There are two types of Vaginismus; primary and secondary. Primary means that a woman has never been able to have vaginal intercourse without it being painful. Whereas, those with secondary were once able to have non-painful penetrative vaginal intercourse, and now cannot. This could be due to a variety of reasons such as; trauma, medical conditions, or unpleasant medical examination. In my case, I believe I developed secondary vaginismus after a very painful and traumatic experience involving the hasty removal of my IUD.(that is a whole different story)
Vaginismus and My Mental Health
The reason I think it is important to spread awareness about vaginismus is that it has taken a toll on my mental health. One that I didn’t expect to happen.

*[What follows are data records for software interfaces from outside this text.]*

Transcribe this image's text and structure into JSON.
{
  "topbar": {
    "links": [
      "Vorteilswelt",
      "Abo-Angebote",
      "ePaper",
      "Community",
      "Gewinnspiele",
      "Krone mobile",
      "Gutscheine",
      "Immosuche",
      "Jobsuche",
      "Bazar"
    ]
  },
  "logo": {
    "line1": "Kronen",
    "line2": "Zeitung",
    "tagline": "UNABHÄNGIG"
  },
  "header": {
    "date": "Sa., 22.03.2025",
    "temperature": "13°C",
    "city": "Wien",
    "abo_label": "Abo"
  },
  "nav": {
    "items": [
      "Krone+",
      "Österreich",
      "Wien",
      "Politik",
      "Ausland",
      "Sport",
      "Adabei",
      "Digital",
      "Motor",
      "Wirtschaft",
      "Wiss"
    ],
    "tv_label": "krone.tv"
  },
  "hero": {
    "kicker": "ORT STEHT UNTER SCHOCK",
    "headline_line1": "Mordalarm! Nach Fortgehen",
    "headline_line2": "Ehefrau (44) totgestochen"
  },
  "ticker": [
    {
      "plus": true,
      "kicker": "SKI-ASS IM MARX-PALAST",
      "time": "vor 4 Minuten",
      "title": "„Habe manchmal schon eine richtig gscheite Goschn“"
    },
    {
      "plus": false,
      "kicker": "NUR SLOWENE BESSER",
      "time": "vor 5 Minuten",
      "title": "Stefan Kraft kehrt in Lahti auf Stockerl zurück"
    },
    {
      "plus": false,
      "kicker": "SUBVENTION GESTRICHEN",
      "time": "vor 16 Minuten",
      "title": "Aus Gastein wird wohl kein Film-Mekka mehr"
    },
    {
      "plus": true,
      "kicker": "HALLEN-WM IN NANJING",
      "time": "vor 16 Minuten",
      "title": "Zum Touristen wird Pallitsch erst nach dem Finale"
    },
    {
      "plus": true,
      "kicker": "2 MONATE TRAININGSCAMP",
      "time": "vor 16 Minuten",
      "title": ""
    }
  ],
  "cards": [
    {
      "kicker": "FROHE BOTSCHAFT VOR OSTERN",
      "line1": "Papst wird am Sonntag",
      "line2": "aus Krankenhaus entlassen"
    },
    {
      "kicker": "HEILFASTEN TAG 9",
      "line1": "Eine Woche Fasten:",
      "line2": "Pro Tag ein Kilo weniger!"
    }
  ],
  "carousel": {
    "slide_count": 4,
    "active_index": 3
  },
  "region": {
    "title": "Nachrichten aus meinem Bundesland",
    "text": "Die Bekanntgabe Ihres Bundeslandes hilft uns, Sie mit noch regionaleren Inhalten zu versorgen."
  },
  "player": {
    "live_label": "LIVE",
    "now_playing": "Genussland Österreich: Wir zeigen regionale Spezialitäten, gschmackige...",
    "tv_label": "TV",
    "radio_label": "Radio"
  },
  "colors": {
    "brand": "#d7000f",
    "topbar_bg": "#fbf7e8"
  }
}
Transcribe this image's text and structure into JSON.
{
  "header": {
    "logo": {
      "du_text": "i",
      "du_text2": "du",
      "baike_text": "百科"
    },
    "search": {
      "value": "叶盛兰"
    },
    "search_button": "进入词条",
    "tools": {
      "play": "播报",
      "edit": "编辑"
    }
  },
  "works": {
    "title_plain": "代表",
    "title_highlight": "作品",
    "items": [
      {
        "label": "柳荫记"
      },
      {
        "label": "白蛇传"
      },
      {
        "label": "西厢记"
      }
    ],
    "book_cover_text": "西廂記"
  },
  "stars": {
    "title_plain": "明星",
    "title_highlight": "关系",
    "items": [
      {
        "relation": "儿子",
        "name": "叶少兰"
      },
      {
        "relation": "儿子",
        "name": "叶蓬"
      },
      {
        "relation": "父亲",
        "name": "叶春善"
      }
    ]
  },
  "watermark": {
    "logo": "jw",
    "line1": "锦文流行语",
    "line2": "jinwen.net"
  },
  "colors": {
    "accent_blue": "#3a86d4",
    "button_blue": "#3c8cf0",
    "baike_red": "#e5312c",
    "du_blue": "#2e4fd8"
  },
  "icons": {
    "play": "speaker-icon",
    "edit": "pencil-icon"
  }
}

Obviously, I knew I wouldn’t be happy about it, and that it would strain my relationship with my boyfriend. But what I didn’t expect is how it affected my self-esteem, my emotions, and just how I felt like a woman.
For example, I never realised how much western TV was focused on sex, talking about it, doing it, wishing for it! They cannot get enough of it. After having the choice to have sex taken away from me, I felt really alone and bitter. Everything I was watching made me sad, a constant reminder of something I had lost, and wanted back. Because I have secondary vaginismus, I knew what “normal” sex felt like, I knew that I liked it, so being reminded of it made me bitter.
It doesn’t help that I have GAD, so obsessing over vaginismus and the pain is only going to make matters worse. It sends you further away from your goal which is to simply relax. I worried that I was now considered to be broken, that I wasn’t much of a woman anymore. I even remember saying to my boyfriend that if I was a horse, I would have been put down by now.
These feelings slowly crept in, until one week I was so low I couldn’t get out of bed. I kept thinking why was I this sad, what do I have to be sad about? Until I realised that I was upset about having vaginismus, and no amount of brushing it off and making jokes was going to change that. I am upset. Sex never seemed like a big deal or something to complain about, until I couldn’t have it.
Simply admitting that this diagnosis had hit me harder than I accepted and that I was struggling did make me feel better. It’s okay to miss having sex!!!
But I refuse to let it control my emotions any longer. So I got this idea off a lovely sexual health advice Youtuber called Hannah Witton, in which she suggested writing a letter to your illness.
I’m not happy that you came into my life; in fact, I preferred my life without you. (You don’t even pay rent). But since you look like you are going to be around for a while, I have to accept you. I have to let go of this bitterness and resentment I feel towards you because no matter how angry I get, it won’t make you leave, and it will just leave me miserable.
However, let’s not get too comfortable. Because as soon as I have the treatment I need, I will work my ass off to kick you out of my home.
I will no longer put my life on hold because of you.
Anxious and Hungry.
P.S. If anything sounds familiar, always read the NHS website on vaginismus and speak to a GP about treatment options.
 Crowley T, Richardson D, Goldmeier D (2006)., BASHH Special Interest Group for Sexual Dysfunction. Recommendations for the management of vaginismus: BASHH special interest group for sexual dysfunction. Int J STD AIDS. 17:14–8
 Diagnostic and statistical manual of mental disorders (2013). 5th ed. Washington, DC: American Psychiatric Association; American Psychiatric Association.
 Harish T, Muliyala K, Murthy P. Successful management of vaginismus: An eclectic approach. Indian J Psychiatry. 2011;53(2):154-5.